Sudden oak death, caused by the plant pathogen Phytophthora ramorum, has reached epidemic proportions in California and Oregon since it first arrived in the San Francisco Bay area in about 1990. But the regional extent of both the disease and related tree mortality is not clear, hampering forest managers' responses to the epidemic and to other threats, as die-offs can increase fuel loads and fire severity, reduce forest productivity, and convert forests from carbon sinks into carbon sources.

Cobb et al. modeled the infection and mortality rate in forests facing P. ramorum invasions by combining observations from plot networks on the ground, geospatial data, and existing data sets describing tree cover and pathogen distribution. The pathogen can infect the leaves and stems of more than 130 species of trees, shrubs, and ferns, but in the new study, the authors focus on the four most affected tree species: California bay laurel, tanoak, coast live oak, and California black oak.

Cloud Precipitation

More floods leave at least 20 dead in Yemen

Heavy rain has continued to cause devastation across Yemen. Yemen Meteorological Services reported 111.8 mm of rain fell in Al Hudaydah (Hodeidah) governorate in 24 hours to 04 August, 2020. The heavy rain has caused flooding, buildings to collapse and dam failure. At least 20 fatalities have been reported in the last few days as a result.
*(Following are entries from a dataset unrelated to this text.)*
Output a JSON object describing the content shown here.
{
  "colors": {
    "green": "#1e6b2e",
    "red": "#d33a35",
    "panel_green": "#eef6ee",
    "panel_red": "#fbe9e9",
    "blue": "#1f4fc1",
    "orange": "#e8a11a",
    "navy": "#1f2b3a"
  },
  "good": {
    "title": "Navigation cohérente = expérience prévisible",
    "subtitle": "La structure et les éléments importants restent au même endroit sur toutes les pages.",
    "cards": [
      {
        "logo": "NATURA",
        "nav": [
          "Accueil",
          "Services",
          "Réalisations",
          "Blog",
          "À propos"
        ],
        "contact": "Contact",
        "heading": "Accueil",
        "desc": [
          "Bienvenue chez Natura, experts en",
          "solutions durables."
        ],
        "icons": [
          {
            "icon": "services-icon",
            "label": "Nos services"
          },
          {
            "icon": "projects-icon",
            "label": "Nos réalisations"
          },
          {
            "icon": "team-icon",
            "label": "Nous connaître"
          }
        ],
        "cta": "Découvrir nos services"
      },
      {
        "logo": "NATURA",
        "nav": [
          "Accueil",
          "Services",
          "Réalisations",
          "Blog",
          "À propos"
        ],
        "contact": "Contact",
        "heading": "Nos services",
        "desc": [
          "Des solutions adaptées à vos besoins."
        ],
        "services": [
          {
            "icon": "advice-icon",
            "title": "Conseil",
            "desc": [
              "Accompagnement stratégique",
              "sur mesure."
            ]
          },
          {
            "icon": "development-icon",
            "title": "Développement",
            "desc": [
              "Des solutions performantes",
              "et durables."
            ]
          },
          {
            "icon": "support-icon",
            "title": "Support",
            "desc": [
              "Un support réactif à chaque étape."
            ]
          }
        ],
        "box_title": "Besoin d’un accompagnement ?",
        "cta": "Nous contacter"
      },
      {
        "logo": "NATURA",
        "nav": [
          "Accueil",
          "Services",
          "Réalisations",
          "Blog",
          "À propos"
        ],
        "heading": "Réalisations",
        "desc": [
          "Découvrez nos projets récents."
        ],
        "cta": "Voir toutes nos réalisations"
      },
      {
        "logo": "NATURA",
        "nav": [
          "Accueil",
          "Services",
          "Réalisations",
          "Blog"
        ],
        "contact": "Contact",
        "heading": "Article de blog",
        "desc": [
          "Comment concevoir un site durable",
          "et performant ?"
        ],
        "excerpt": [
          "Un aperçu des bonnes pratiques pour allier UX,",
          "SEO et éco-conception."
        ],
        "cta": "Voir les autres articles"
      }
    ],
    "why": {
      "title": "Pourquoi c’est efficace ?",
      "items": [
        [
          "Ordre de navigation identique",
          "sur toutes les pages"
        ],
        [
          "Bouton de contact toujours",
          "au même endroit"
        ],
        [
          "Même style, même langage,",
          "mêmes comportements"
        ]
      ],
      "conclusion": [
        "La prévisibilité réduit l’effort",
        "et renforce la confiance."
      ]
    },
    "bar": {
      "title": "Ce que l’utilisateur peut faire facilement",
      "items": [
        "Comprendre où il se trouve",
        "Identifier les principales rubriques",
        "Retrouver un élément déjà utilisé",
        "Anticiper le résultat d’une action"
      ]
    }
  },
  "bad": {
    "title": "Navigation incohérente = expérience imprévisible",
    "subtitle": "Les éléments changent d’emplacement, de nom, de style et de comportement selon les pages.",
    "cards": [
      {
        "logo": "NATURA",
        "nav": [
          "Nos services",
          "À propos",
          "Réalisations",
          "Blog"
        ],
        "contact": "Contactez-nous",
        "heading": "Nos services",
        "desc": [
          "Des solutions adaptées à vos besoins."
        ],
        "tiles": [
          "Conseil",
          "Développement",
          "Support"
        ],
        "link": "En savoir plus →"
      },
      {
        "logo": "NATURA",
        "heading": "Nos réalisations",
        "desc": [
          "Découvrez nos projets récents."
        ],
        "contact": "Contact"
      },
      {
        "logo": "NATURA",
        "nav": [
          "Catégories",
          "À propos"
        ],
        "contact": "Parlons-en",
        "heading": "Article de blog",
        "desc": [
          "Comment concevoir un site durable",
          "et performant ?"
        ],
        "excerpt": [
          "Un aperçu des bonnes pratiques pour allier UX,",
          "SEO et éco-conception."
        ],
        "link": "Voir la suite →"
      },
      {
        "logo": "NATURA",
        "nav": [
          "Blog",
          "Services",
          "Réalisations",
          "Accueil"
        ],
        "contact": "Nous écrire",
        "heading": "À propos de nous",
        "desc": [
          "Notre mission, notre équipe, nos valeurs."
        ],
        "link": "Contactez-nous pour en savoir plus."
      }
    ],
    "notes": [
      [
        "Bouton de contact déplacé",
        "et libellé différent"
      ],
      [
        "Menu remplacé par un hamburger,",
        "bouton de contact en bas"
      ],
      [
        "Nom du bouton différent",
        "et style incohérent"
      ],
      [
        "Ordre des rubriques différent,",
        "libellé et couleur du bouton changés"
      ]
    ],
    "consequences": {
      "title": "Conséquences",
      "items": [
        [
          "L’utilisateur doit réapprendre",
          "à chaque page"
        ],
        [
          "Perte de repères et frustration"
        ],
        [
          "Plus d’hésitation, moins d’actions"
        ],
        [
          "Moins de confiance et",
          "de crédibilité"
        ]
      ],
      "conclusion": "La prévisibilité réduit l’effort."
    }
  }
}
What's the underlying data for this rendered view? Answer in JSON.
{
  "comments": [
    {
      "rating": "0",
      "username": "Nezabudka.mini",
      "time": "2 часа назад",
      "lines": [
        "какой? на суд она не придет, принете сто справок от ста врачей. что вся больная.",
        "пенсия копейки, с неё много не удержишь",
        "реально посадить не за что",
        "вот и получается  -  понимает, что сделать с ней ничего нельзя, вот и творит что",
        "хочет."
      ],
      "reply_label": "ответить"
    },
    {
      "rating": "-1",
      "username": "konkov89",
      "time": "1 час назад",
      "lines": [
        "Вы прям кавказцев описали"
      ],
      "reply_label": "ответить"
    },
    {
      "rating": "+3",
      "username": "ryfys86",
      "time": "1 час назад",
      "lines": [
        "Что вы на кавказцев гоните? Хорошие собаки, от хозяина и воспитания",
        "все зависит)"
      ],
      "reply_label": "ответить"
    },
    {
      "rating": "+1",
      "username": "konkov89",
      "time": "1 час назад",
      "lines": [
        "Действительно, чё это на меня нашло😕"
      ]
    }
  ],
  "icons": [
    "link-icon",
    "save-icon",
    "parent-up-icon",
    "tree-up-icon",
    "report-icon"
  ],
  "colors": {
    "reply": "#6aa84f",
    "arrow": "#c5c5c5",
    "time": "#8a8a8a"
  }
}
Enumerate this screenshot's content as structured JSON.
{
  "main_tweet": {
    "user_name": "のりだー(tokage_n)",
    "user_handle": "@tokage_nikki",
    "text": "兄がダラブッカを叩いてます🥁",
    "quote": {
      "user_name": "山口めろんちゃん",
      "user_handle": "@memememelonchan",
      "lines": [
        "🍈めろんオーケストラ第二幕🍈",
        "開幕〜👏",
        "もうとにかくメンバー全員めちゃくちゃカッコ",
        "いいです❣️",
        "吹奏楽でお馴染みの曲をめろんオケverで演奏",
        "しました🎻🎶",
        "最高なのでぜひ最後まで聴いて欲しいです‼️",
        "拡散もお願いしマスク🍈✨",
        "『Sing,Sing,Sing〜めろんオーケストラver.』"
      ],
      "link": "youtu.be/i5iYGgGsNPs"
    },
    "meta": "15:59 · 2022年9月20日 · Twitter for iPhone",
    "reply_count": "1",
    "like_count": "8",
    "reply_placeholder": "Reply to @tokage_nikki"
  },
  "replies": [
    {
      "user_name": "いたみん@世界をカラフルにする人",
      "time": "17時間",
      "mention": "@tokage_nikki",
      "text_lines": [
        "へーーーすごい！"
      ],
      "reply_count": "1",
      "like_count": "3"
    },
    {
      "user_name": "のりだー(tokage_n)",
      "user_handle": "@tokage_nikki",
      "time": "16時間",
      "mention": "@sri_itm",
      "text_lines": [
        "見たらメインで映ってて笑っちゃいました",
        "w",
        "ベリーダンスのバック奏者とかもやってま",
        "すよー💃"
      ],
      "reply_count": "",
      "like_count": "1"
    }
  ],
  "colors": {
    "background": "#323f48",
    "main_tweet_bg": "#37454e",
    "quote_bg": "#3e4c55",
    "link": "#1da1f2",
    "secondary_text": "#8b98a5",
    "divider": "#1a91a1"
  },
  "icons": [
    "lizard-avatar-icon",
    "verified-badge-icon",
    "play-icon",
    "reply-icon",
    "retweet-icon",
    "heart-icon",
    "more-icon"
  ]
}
In a statement of 02 August 2020, Yemen's President Abed Rabbo Mansour Hadi said heavy rain had affected the governorates of Marib, Dhale, Abyan, Hadhramaut, Ibb, Al Hudaydah and Hajjah, among others.

SABA news agency reported that 17 people died and and 4 others were injured after torrential rains in various parts of Marib Governorate. Farms and homes have been severely damaged in the province and around 1,000 families have been displaced. Media reports said locals feared the Marib Dam would fail. Fatalities were reported in several districts including Marib city.

Cloud Precipitation

Hurricane Isiais hits South and North Carolina

Flooding on Ocean Boulevard in Myrtle Beach, South Carolina

Flooding on Ocean Boulevard in Myrtle Beach, South Carolina
Hurricane Isiais causes flooding and fires in North and South Carolina, USA including Wilmington, Jacksonville and Myrtle Beach. August 3rd & 4th, 2020.


Typhoon Hagupit hits east China bringing floods with waves 4.2 metres high

Satellite image released by Nasa shows Typhoon Hagupit over Taiwan (centre left) on Monday.
© Nasa Worldview
Satellite image released by Nasa shows Typhoon Hagupit over Taiwan (centre left) on Monday.
A typhoon brought high winds and heavy rains to China's eastern coastal areas on Tuesday and was headed towards the financial hub of Shanghai.

China's National Meteorological Centre said Typhoon Hagupit made landfall in Zhejiang province around 3.30am, with winds blowing up to 136.8km/h (85mph) at its centre.

It was moving north at around 25km/h in the direction of Shanghai, which was overcast on Tuesday morning with rain expected in the afternoon. Hagupit was expected to gradually turn in a north-easterly direction, heading out to sea again on Wednesday morning and moving towards the Korean peninsula.